Copy each line of the entries below that contains the string "time".
(Beginning of Materials provided)
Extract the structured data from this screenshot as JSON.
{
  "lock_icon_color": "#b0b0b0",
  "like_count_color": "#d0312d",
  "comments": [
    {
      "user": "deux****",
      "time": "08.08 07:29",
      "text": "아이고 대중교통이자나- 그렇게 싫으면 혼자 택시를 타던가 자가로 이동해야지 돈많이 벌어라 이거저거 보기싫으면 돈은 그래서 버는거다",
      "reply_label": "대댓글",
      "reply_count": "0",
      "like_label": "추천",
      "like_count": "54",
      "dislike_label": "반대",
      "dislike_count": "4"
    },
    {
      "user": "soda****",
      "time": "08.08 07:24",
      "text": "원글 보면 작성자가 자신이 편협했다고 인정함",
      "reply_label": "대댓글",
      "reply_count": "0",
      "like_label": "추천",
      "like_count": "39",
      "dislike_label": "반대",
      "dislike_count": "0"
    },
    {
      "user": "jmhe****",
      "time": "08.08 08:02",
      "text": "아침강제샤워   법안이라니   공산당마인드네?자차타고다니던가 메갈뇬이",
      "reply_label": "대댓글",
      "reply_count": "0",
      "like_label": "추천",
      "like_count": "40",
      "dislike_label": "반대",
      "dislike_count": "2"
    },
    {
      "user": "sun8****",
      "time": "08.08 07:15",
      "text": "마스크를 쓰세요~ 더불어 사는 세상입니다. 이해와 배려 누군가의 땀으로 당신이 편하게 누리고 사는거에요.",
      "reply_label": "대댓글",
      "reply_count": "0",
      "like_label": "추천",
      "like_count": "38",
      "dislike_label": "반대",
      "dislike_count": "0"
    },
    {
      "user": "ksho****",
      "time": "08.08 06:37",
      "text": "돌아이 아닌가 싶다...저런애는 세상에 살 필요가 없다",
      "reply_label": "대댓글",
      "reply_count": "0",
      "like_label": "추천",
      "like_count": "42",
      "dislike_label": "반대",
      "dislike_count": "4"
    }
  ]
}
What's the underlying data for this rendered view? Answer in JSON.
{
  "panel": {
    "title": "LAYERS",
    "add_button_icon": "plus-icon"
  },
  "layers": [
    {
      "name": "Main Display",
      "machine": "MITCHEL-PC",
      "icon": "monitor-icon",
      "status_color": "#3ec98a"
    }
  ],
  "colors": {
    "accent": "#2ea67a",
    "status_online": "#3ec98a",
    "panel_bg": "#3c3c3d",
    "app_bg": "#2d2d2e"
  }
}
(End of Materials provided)
- Answer to this problem:
      "time": "08.08 07:29",
      "time": "08.08 07:24",
      "time": "08.08 08:02",
      "time": "08.08 07:15",
      "time": "08.08 06:37",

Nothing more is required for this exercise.